Named after Christopher Marlowe, Canterbury’s famous Tudor playwright, the new Marlowe Theatre by Keith Williams Architects, occupies a key site in the heart of the city’s historic core.
The Marlowe Theatre has been key to the city’s cultural life for decades but until its rebuild, was housed within a converted but dilapidated 1930’s cinema, and more resembled low-grade jazzy seaside architecture than the major theatre in one of Britain’s finest historic cities.
The new Marlowe has been constructed in the same location but on a much enlarged site, which now connects the theatre and its public spaces to the city centre and the River Stour.
The 4,850m2 Marlowe, a No 1 touring house, contains a 1,200 seat main auditorium, flytower and orchestra pit, a 150 seat second studio theatre, cafés and bars, rehearsal and backstage facilities.
Architecturally, the new building has been organised as a single composition rising in layers from the scale of the existing buildings along the Friars, the street on which the Marlowe sits, to the pinnacle of the remodelled flytower. An 8m high, reconstructed stone colonnade enwraps the glass foyer, mediating between the necessarily large components such as the main auditorium and flytower, and the 2 and 3 storey historic buildings along The Friars.
The triple level foyer unites all public spaces and auditoria. It is seen as a crystal ribbon by day transforming into a blade of light by night, an open, inviting place within the city.
After the cathedral tower (Bell Harry), the now demolished Marlowe’s flytower was the second tallest structure in Canterbury. Lumpen and aesthetically crude, it contained the minimum theatrical volume for its purpose. Williams designed its replacement to create accent, and a more dynamic silhouette, with a new flytower some 9m taller at its highest point than that existing. Oriented toward the cathedral, the new flytower provides a prominent pinnacle of secular architecture within the city whilst ensuring that the mediaeval cathedral’s religious architecture retains its pre-dominance.
The flytower’s surfaces are clad in a stainless steel mesh skin, dematerialising the flytower’s form, and causing its surfaces to subtly reflect the hues of the sky. In a move echoing the elevated main theatre at the Unicorn 2001-2005, also by Keith Williams Architects, the second auditorium is lifted 5.5m above entrance level, to allow the foyer to slide beneath maintaining visual connection with the river.

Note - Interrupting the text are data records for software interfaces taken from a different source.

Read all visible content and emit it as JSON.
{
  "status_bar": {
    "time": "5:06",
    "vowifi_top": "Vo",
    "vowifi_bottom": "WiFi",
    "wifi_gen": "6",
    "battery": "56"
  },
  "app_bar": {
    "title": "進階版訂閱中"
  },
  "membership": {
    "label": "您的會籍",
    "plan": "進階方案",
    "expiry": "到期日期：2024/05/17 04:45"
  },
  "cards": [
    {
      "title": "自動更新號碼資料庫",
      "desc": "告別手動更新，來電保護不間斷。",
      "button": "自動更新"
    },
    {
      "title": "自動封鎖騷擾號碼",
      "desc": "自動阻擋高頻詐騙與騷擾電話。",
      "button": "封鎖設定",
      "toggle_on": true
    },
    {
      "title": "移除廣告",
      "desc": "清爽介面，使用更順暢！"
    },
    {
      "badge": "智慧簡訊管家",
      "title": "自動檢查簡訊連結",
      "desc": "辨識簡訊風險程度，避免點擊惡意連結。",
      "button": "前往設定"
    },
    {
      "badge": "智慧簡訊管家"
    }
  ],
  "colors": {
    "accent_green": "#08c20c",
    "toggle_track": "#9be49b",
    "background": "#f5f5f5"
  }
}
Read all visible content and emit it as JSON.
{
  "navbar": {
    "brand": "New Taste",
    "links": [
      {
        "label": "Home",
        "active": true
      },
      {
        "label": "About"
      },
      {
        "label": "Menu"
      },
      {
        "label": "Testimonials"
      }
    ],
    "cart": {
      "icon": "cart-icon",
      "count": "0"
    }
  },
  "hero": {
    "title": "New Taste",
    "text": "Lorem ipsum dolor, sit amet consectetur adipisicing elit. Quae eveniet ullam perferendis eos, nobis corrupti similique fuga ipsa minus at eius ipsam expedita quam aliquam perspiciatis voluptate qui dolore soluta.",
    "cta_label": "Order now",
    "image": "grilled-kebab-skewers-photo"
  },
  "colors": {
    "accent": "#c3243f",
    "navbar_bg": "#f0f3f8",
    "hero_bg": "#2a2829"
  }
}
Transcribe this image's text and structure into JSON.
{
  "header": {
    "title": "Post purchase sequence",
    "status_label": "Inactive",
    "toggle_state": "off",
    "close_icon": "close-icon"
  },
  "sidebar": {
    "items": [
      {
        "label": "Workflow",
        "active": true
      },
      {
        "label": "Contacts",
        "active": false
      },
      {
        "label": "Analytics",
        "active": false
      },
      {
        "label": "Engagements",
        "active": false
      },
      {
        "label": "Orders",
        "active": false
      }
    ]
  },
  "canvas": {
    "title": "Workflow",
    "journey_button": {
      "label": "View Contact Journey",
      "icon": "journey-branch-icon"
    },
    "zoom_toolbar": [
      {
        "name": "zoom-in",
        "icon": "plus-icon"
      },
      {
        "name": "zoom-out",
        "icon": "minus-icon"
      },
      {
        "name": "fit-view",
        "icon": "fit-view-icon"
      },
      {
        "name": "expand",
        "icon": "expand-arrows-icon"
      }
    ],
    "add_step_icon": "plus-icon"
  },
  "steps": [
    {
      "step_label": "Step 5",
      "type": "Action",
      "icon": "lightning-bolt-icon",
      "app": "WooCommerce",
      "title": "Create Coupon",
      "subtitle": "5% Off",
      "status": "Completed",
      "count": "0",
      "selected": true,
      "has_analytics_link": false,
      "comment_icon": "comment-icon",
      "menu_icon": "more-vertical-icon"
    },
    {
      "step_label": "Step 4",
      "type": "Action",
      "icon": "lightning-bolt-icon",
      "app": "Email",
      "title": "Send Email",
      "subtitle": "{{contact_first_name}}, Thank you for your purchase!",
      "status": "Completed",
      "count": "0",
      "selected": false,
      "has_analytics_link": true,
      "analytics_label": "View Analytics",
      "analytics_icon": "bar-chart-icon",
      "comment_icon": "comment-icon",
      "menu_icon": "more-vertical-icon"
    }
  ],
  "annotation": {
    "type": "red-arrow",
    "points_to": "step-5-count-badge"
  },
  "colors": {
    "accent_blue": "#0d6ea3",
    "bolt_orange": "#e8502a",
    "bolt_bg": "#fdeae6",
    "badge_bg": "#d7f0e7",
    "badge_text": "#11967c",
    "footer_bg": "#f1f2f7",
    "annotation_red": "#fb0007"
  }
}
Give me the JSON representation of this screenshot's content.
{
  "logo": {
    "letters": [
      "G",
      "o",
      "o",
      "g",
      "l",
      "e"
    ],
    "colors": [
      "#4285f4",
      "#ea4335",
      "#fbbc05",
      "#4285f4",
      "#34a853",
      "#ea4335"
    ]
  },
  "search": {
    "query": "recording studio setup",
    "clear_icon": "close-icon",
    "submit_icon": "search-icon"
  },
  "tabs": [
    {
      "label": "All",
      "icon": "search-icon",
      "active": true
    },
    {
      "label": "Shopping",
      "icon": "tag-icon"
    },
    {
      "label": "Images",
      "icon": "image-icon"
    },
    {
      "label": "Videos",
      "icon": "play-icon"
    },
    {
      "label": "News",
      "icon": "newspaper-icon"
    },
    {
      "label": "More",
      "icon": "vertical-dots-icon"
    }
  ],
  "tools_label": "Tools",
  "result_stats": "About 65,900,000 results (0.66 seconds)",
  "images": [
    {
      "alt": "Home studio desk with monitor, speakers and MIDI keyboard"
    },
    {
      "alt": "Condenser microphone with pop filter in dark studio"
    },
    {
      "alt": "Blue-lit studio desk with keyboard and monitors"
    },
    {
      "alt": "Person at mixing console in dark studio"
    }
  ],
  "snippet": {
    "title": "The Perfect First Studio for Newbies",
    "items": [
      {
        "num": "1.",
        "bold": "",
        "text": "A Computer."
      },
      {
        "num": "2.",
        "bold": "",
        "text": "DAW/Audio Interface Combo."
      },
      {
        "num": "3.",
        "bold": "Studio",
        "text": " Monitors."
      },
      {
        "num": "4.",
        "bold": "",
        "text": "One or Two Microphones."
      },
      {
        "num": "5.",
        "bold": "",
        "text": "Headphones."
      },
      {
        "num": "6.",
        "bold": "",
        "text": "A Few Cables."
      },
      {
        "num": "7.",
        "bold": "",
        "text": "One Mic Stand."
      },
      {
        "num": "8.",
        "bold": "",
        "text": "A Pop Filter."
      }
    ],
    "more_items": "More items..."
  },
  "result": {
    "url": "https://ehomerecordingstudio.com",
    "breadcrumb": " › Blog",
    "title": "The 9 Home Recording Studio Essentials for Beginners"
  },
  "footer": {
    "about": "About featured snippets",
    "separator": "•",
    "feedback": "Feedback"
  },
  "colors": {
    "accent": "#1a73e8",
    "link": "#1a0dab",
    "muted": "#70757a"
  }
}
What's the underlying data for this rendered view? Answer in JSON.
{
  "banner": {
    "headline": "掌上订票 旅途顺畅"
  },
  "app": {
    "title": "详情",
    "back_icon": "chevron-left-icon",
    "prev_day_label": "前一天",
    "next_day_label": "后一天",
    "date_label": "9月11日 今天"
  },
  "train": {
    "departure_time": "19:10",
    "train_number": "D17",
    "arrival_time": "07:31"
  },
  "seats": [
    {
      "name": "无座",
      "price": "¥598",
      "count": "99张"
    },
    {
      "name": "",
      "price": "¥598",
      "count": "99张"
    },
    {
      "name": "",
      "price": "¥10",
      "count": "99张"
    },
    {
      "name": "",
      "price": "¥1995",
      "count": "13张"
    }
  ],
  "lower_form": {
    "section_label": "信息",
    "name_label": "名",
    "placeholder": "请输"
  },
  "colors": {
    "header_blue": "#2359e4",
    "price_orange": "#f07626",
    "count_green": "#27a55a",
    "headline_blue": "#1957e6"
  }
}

The second auditorium’s external skin is clad in pre-oxidised copper to form a contextual connection with the red/brown roofscape of the city.
Construction began May 2009 on a 2 year programme to completion and was opened by HRH The Earl of Wessex KG, GCVO on 4th October 2011.
Since its completion, the Marlowe has become one of Britain’s most successful regional theatres playing host to some 400,000 audience members each year.